A closely cropped portion of an unknown cartoon character’s face stares out at us from the surface of Blame Game 9 by acclaimed street artist KAWS. Seemingly alarmed, the features are familiar but not quite recognisable, the wide eyes crossed with a half concealed X and the clown like nose pushed up as if against the surface of the screen. The work is part of the artist’s wider Blame Game series – perhaps named after the song of the same title by Kanye West, with whom KAWS collaborated on the art work for the hip hop artist’s 808s and Heartbreak album – which features a number of cartoon close ups in striking colour combinations. This experimentation with colour and screen printing is of course reminiscent of Andy Warhol who produced hundreds of images of Marilyn Monroe’s face in close up in ever more daring colours however here KAWS brings his own signature style to the fore by choosing to focus on just the eye and the mouth to produce an uncanny feeling of attributable fear.
KAWS’ love for appropriating cartoons and popular culture stems from his early beginnings as a graffiti artist on the streets of New York when he would remove advertisement panels from bus stops and phone booths around the city and doctor them to include his earliest characters such as Bendy and Accomplice. These eventually evolved into his Companion figures which became a global sensation when made into limited edition toys in 1999 and now feature throughout the artist’s oeuvre, even appearing as a giant helium filled balloon at the 2012 Macy’s Thanksgiving Day Parade and a massive inflatable in Hong Kong’s harbour for this year’s Art Basel fair.

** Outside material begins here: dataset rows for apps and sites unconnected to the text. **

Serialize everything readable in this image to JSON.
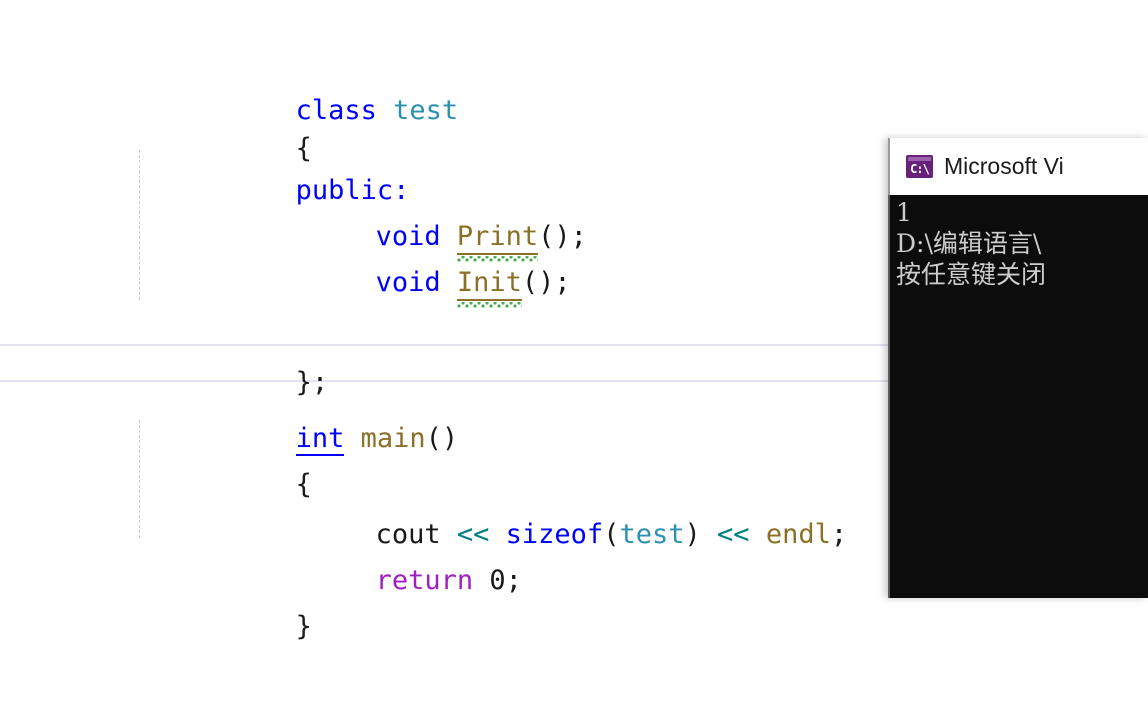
{
  "editor": {
    "name": "visual-studio-code-editor",
    "background": "#ffffff",
    "lines": [
      {
        "id": "l1",
        "indent": 0,
        "text": "class test"
      },
      {
        "id": "l2",
        "indent": 0,
        "text": "{"
      },
      {
        "id": "l3",
        "indent": 0,
        "text": "public:"
      },
      {
        "id": "l4",
        "indent": 1,
        "text": "void Print();"
      },
      {
        "id": "l5",
        "indent": 1,
        "text": "void Init();"
      },
      {
        "id": "l6",
        "indent": 0,
        "text": ""
      },
      {
        "id": "l7",
        "indent": 0,
        "text": "};"
      },
      {
        "id": "l8",
        "indent": 0,
        "text": "int main()"
      },
      {
        "id": "l9",
        "indent": 0,
        "text": "{"
      },
      {
        "id": "l10",
        "indent": 0,
        "text": ""
      },
      {
        "id": "l11",
        "indent": 1,
        "text": "cout << sizeof(test) << endl;"
      },
      {
        "id": "l12",
        "indent": 1,
        "text": "return 0;"
      },
      {
        "id": "l13",
        "indent": 0,
        "text": "}"
      }
    ],
    "tokens": {
      "kw_class": "class",
      "type_test": "test",
      "brace_open": "{",
      "brace_close": "}",
      "access_public": "public:",
      "kw_void": "void",
      "fn_print": "Print",
      "fn_init": "Init",
      "parens_semi": "();",
      "close_brace_semi": "};",
      "kw_int": "int",
      "fn_main": "main",
      "parens": "()",
      "id_cout": "cout",
      "op_shift": "<<",
      "kw_sizeof": "sizeof",
      "paren_l": "(",
      "paren_r": ")",
      "id_endl": "endl",
      "semi": ";",
      "kw_return": "return",
      "num_zero": "0"
    },
    "current_line": "int main()",
    "colors": {
      "keyword": "#0000ff",
      "user_type": "#2b91af",
      "function": "#8b7028",
      "operator": "#008080",
      "control_keyword": "#a020c0",
      "plain_text": "#1a1a1a",
      "error_squiggle": "#4caf50",
      "current_line_border": "#e2e3ef",
      "indent_guide": "#c9c9c9"
    }
  },
  "console": {
    "name": "microsoft-visual-studio-debug-console",
    "title": "Microsoft Vi",
    "icon": "command-prompt-icon",
    "icon_glyph": "C:\\",
    "icon_color": "#68217a",
    "background": "#0c0c0c",
    "text_color": "#cccccc",
    "lines": [
      "1",
      "",
      "D:\\编辑语言\\",
      "按任意键关闭"
    ]
  }
}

The enduring appeal of KAWS figures among the art world and the public is testament to the artist’s canny ability to blur the lines between so-called ‘high’ and ‘low’ art. His practice of appropriation and subversion has led to his being compared to Warhol but also other leading Pop artists such as Jeff Koons, indicating that his name will last as one of the leading icons of the early 21st century.
Though KAWS is perhaps best known for his eye catching installations and record breaking paintings he also produces a large quantity of work in editions. As well as still selling his Companion toys through his own website he has produced hundreds of screen prints that capture his flat graphic style and his talent for colour perfectly. An affordable way to collect this stellar artist, this series is produced in an edition of 100 with five printer’s proofs of which this particular print is one. With its bold colours and simplicity of line the work shows KAWS’ knowledge of the medium of screen printing and his daring when it comes to testing its limits.